**WHAT IS EXPECTED:**
Please return all lines from the records below that include the string "carrier".

^^^^

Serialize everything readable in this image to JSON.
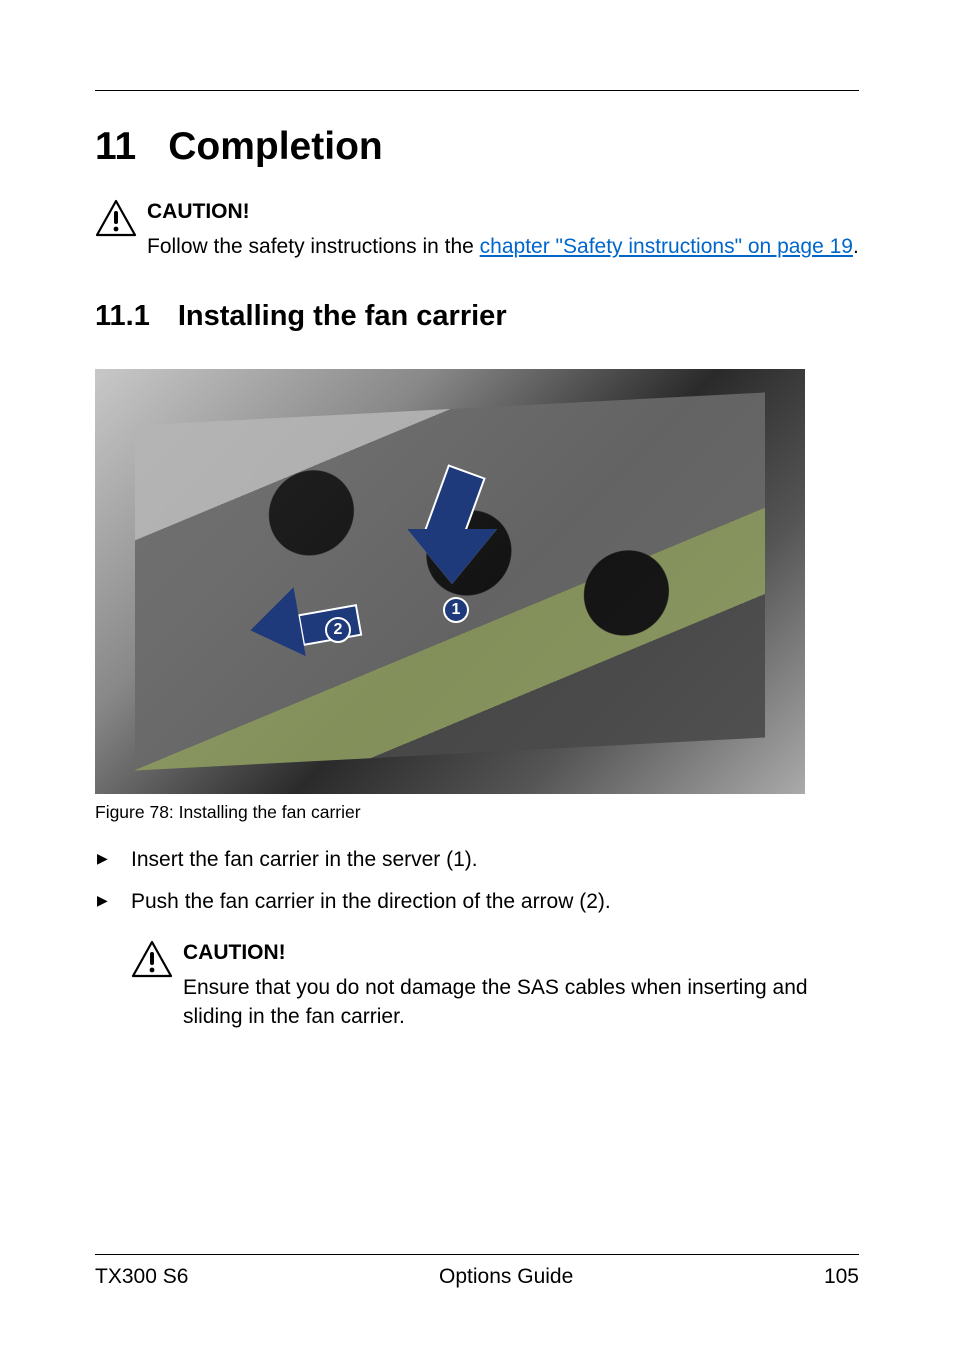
{
  "chapter": {
    "number": "11",
    "title": "Completion"
  },
  "caution1": {
    "label": "CAUTION!",
    "text_before_link": "Follow the safety instructions in the ",
    "link_text": "chapter \"Safety instructions\" on page 19",
    "text_after_link": "."
  },
  "section": {
    "number": "11.1",
    "title": "Installing the fan carrier"
  },
  "figure": {
    "caption": "Figure 78: Installing the fan carrier",
    "marker1": "1",
    "marker2": "2"
  },
  "steps": [
    "Insert the fan carrier in the server (1).",
    "Push the fan carrier in the direction of the arrow (2)."
  ],
  "caution2": {
    "label": "CAUTION!",
    "text": "Ensure that you do not damage the SAS cables when inserting and sliding in the fan carrier."
  },
  "footer": {
    "left": "TX300 S6",
    "center": "Options Guide",
    "right": "105"
  }
}
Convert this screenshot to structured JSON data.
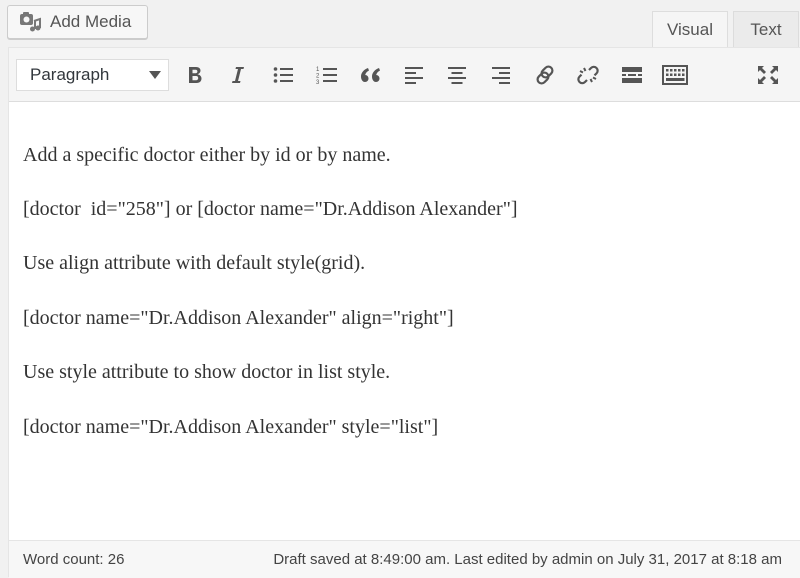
{
  "media": {
    "add_media_label": "Add Media"
  },
  "tabs": {
    "visual": "Visual",
    "text": "Text"
  },
  "toolbar": {
    "format_value": "Paragraph",
    "numbered_list_digits": [
      "1",
      "2",
      "3"
    ]
  },
  "content": {
    "paragraphs": [
      "Add a specific doctor either by id or by name.",
      "[doctor  id=\"258\"] or [doctor name=\"Dr.Addison Alexander\"]",
      "Use align attribute with default style(grid).",
      "[doctor name=\"Dr.Addison Alexander\" align=\"right\"]",
      "Use style attribute to show doctor in list style.",
      "[doctor name=\"Dr.Addison Alexander\" style=\"list\"]"
    ]
  },
  "status": {
    "word_count": "Word count: 26",
    "draft_saved": "Draft saved at 8:49:00 am. Last edited by admin on July 31, 2017 at 8:18 am"
  },
  "icons": {
    "add_media": "media-camera-music-icon",
    "bold": "bold-icon",
    "italic": "italic-icon",
    "bullet_list": "bulleted-list-icon",
    "numbered_list": "numbered-list-icon",
    "blockquote": "blockquote-icon",
    "align_left": "align-left-icon",
    "align_center": "align-center-icon",
    "align_right": "align-right-icon",
    "link": "link-icon",
    "unlink": "unlink-icon",
    "read_more": "read-more-icon",
    "toolbar_toggle": "keyboard-toolbar-toggle-icon",
    "fullscreen": "fullscreen-icon"
  }
}
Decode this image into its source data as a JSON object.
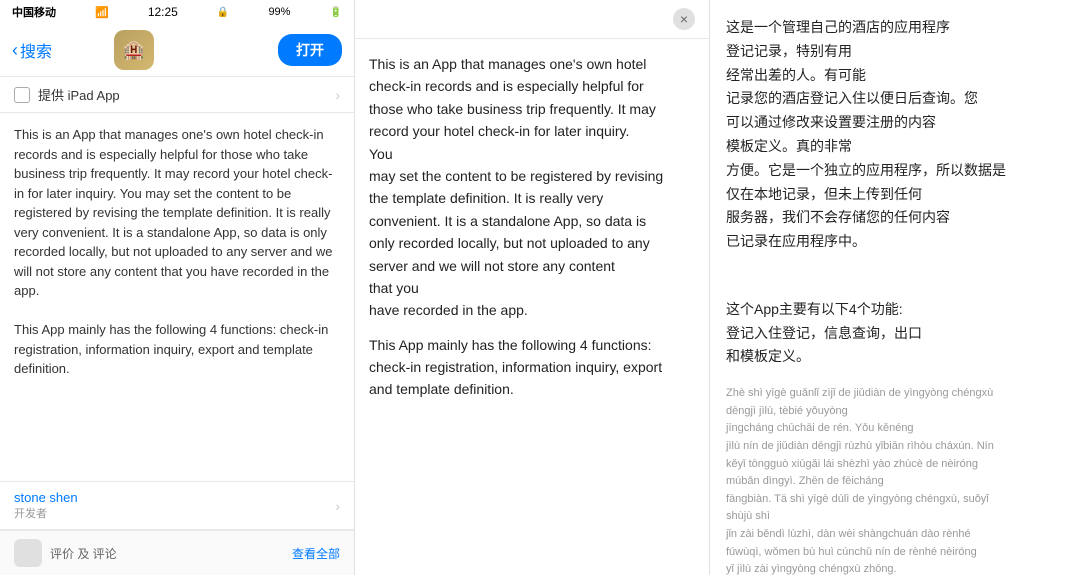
{
  "status_bar": {
    "carrier": "中国移动",
    "time": "12:25",
    "battery": "99%"
  },
  "nav": {
    "back_label": "搜索",
    "open_label": "打开"
  },
  "ipad_row": {
    "label": "提供 iPad App",
    "chevron": "›"
  },
  "app_description_short": "This is an App that manages one's own hotel check-in records and is especially helpful for those who take business trip frequently. It may record your hotel check-in for later inquiry. You may set the content to be registered by revising the template definition. It is really very convenient. It is a standalone App, so data is only recorded locally, but not uploaded to any server and we will not store any content that you have recorded in the app.\n\nThis App mainly has the following 4 functions: check-in registration, information inquiry, export and template definition.",
  "developer": {
    "name": "stone shen",
    "role": "开发者"
  },
  "review_bar": {
    "text": "评价 及 评论",
    "action": "查看全部"
  },
  "middle_panel": {
    "close_icon": "×",
    "paragraphs": [
      "This is an App that manages one's own hotel",
      "check-in records and is especially helpful for",
      "those who take business trip frequently. It may",
      "record your hotel check-in for later inquiry.",
      "You",
      "may set the content to be registered by revising",
      "the template definition. It is really very",
      "convenient. It is a standalone App, so data is",
      "only recorded locally, but not uploaded to any",
      "server and we will not store any content that you",
      "have recorded in the app.",
      "",
      "This App mainly has the following 4 functions:",
      "check-in registration, information inquiry, export",
      "and template definition."
    ]
  },
  "right_panel": {
    "chinese_text": "这是一个管理自己的酒店的应用程序\n登记记录，特别有用\n经常出差的人。有可能\n记录您的酒店登记入住以便日后查询。您\n可以通过修改来设置要注册的内容\n模板定义。真的非常\n方便。它是一个独立的应用程序，所以数据是\n仅在本地记录，但未上传到任何\n服务器，我们不会存储您的任何内容\n已记录在应用程序中。",
    "chinese_functions": "\n这个App主要有以下4个功能:\n登记入住登记，信息查询，出口\n和模板定义。",
    "pinyin": "Zhè shì yīgè guǎnlǐ zìjǐ de jiǔdiàn de yìngyòng chéngxù\ndēngjì jìlù, tèbié yǒuyòng\njīngcháng chūchāi de rén. Yǒu kěnéng\njìlù nín de jiǔdiàn dēngjì rùzhù yǐbiān rìhòu cháxún. Nín\nkěyǐ tōngguò xiūgǎi lái shèzhì yào zhùcè de nèiróng\nmúbǎn dìngyì. Zhēn de fēicháng\nfāngbiàn. Tā shì yīgè dúlì de yìngyòng chéngxù, suǒyǐ\nshùjù shì\njǐn zài běndì lùzhì, dàn wèi shàngchuán dào rènhé\nfúwùqì, wǒmen bù huì cúnchǔ nín de rènhé nèiróng\nyǐ jìlù zài yìngyòng chéngxù zhōng."
  }
}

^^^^

**EXERCISE OUTPUT:**
    "title": "Installing the fan carrier"
    "caption": "Figure 78: Installing the fan carrier",
    "Insert the fan carrier in the server (1).",
    "Push the fan carrier in the direction of the arrow (2)."
    "text": "Ensure that you do not damage the SAS cables when inserting and sliding in the fan carrier."
    "carrier": "中国移动",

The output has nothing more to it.